The Stonewall Regiment

Organized in the summer of 1862, the 17th Michigan Volunteer Infantry saw their first, and perhaps most notable, action at the Battle of South Mountain.  Arriving in Washington in early September, the Wolverines were promptly attached to Christ's Brigade in General Orlando Willcox's division of the Union Ninth Corps.  Immediately the regiment was sent into the field to campaign in Maryland with the Army of the Potomac, as it pursued the invading Army of Northern Virginia.

17th Michigan Volunteer Infantry

Print of the Battle of South Mountain
Print of the Battle of South Mountain

Library of Congress

The Michiganders arrived in Middletown, Maryland on September 13th after a grueling weeklong march in pursuit of Lee's forces, only to be met with reports of the enemy close by. As the fight for South Mountain commenced the next morning, Willcox's division, a lead division for the Federal army, was eventually positioned to attack Fox's Gap. Earlier that morning, the Ninth Corps' Kanawha Division - a hard fighting group of Ohio troops transferred from the rugged region of Western Virginia - assaulted Fox's Gap and dislodged a brigade of North Carolinians. The casualties were heavy on both sides, and now both Federals and Confederates waited for re-enforcements.

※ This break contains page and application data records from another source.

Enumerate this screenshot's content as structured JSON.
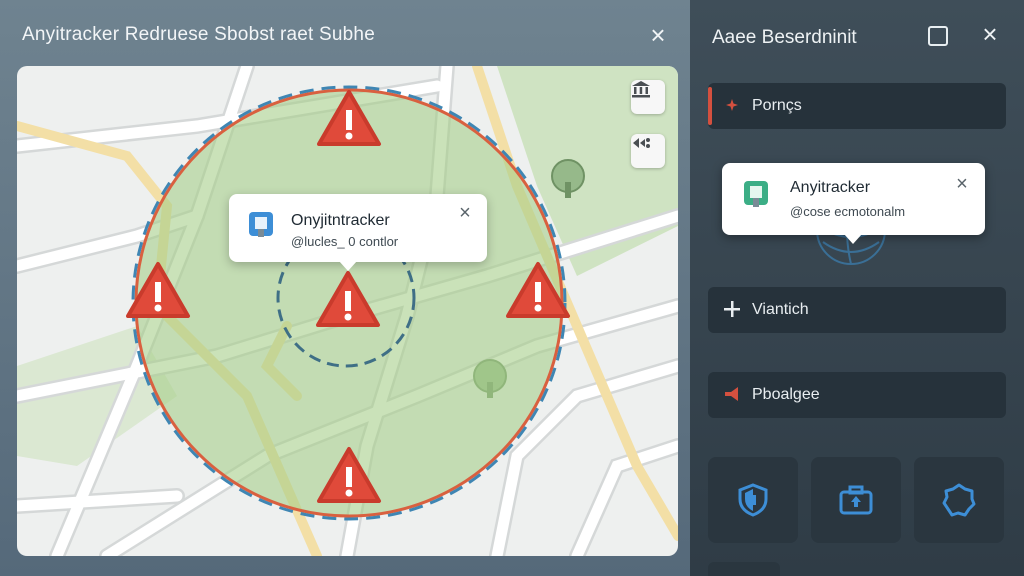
{
  "left_panel": {
    "title": "Anyitracker Redruese Sbobst raet Subhe",
    "close_glyph": "×",
    "map": {
      "zone_color": "#a7cf8b",
      "zone_border_color": "#d9603f",
      "dashed_ring_color": "#3f86b3",
      "alert_color": "#e04a3a",
      "buttons": [
        {
          "icon": "building-icon"
        },
        {
          "icon": "layers-icon"
        }
      ],
      "popup": {
        "title": "Onyjitntracker",
        "subtitle": "@lucles_ 0 contlor",
        "icon": "tracker-device-icon",
        "close_glyph": "×"
      }
    }
  },
  "right_panel": {
    "title": "Aaee Beserdninit",
    "close_glyph": "×",
    "rows": [
      {
        "label": "Pornçs",
        "icon": "sparkle-icon"
      },
      {
        "label": "Viantich",
        "icon": "plus-icon"
      },
      {
        "label": "Pboalgee",
        "icon": "megaphone-icon"
      }
    ],
    "card": {
      "title": "Anyitracker",
      "subtitle": "@cose ecmotonalm",
      "icon": "tracker-device-icon",
      "close_glyph": "×"
    },
    "tiles": [
      {
        "icon": "shield-icon"
      },
      {
        "icon": "medkit-icon"
      },
      {
        "icon": "gear-shape-icon"
      }
    ]
  },
  "colors": {
    "accent_red": "#d4503f",
    "tile_icon_blue": "#3d8ed6"
  }
}
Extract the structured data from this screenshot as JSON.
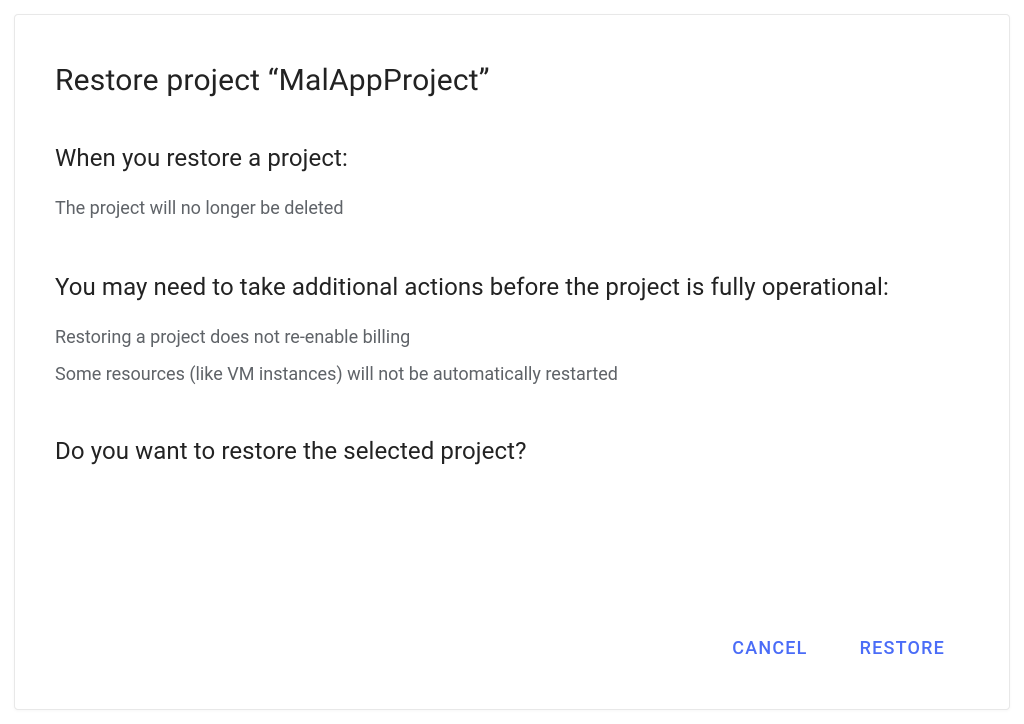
{
  "dialog": {
    "title": "Restore project “MalAppProject”",
    "section1": {
      "heading": "When you restore a project:",
      "line1": "The project will no longer be deleted"
    },
    "section2": {
      "heading": "You may need to take additional actions before the project is fully operational:",
      "line1": "Restoring a project does not re-enable billing",
      "line2": "Some resources (like VM instances) will not be automatically restarted"
    },
    "confirm": "Do you want to restore the selected project?",
    "buttons": {
      "cancel": "CANCEL",
      "restore": "RESTORE"
    }
  }
}
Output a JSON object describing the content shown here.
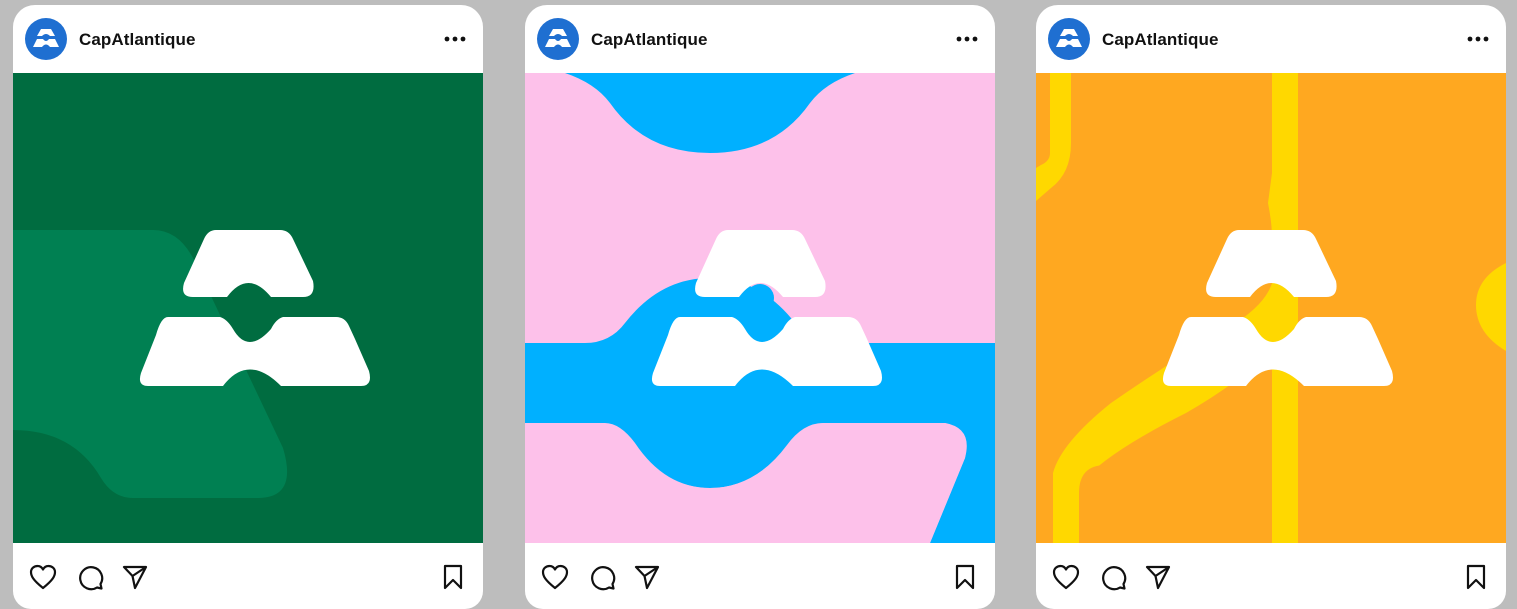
{
  "feed": {
    "posts": [
      {
        "account_name": "CapAtlantique",
        "avatar_icon": "capatlantique-logo-icon",
        "artwork_colors": {
          "background": "#006c40",
          "shape": "#008052",
          "logo": "#ffffff"
        },
        "actions": {
          "like": "heart-icon",
          "comment": "comment-icon",
          "share": "send-icon",
          "save": "bookmark-icon"
        }
      },
      {
        "account_name": "CapAtlantique",
        "avatar_icon": "capatlantique-logo-icon",
        "artwork_colors": {
          "background": "#fdc1ea",
          "shape": "#00b0ff",
          "logo": "#ffffff"
        },
        "actions": {
          "like": "heart-icon",
          "comment": "comment-icon",
          "share": "send-icon",
          "save": "bookmark-icon"
        }
      },
      {
        "account_name": "CapAtlantique",
        "avatar_icon": "capatlantique-logo-icon",
        "artwork_colors": {
          "background": "#ffa820",
          "shape": "#ffd800",
          "logo": "#ffffff"
        },
        "actions": {
          "like": "heart-icon",
          "comment": "comment-icon",
          "share": "send-icon",
          "save": "bookmark-icon"
        }
      }
    ],
    "avatar_color": "#1f6fd1"
  }
}
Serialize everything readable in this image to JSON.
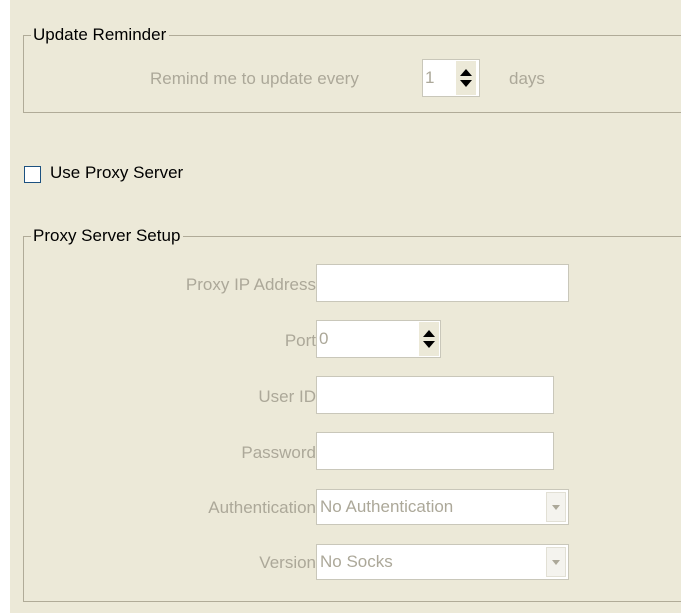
{
  "update_reminder": {
    "group_title": "Update Reminder",
    "remind_label": "Remind me to update every",
    "interval_value": "1",
    "unit_label": "days"
  },
  "proxy": {
    "use_proxy_label": "Use Proxy Server",
    "use_proxy_checked": false
  },
  "proxy_setup": {
    "group_title": "Proxy Server Setup",
    "ip_label": "Proxy IP Address",
    "ip_value": "",
    "port_label": "Port",
    "port_value": "0",
    "user_label": "User ID",
    "user_value": "",
    "password_label": "Password",
    "password_value": "",
    "auth_label": "Authentication",
    "auth_value": "No Authentication",
    "version_label": "Version",
    "version_value": "No Socks"
  }
}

The 17th Michigan, numbering about 500 strong, occupied the right side of the Old Sharpsburg Road as it began its ascent of the mountain towards Fox's Gap, while Welsh's brigade was positioned to the left of the road. After sustaining casualties caused by punishing artillery fire from front and flank, the Michigan men moved back and forth across the road. Finally, they were ordered to move forward. After sweeping aide Confederate skirmishers and silencing the artillery in their front, the 17th found themselves on the flank and rear of part of Drayton's Georgia and South Carolina brigade. Using the protection of a stone wall, the 17th Michigan fired devastating, well aimed shots into the front, flank, and rear of the unsuspecting confederate soldiers. Their fire inflicted immense casualties, stacking bodies like cordwood in the roadbeds at the summit of the gap.

In a matter of minutes, the 17th, along with troops from Welsh's Brigade and remnants of the Kanawha Division, inflicted about 650 casualties on the 1300 men of Dayton's Brigade - a loss of 50%. One of Drayton's men who lay dead at Fox's Gap was Lt. Col. George S. James of the 3rd South Carolina Battalion. James is credited with firing the signal shot that began the bombardment of Fort Sumter in April of 1861.

The 17th Michigan, only a few short weeks from the training camps of their home state, found themselves on an unfamiliar Western Maryland mountaintop amidst some of the most horrific combat of the war. The fighting produced approximately 100 casualties within the ranks of the Michiganders, but their firmness in line and coolness in battle earned them the nickname of "Stonewall Regiment". Just three day later, the 17th Michigan would again find themselves in heated combat on the rolling hills above Antietam Creek.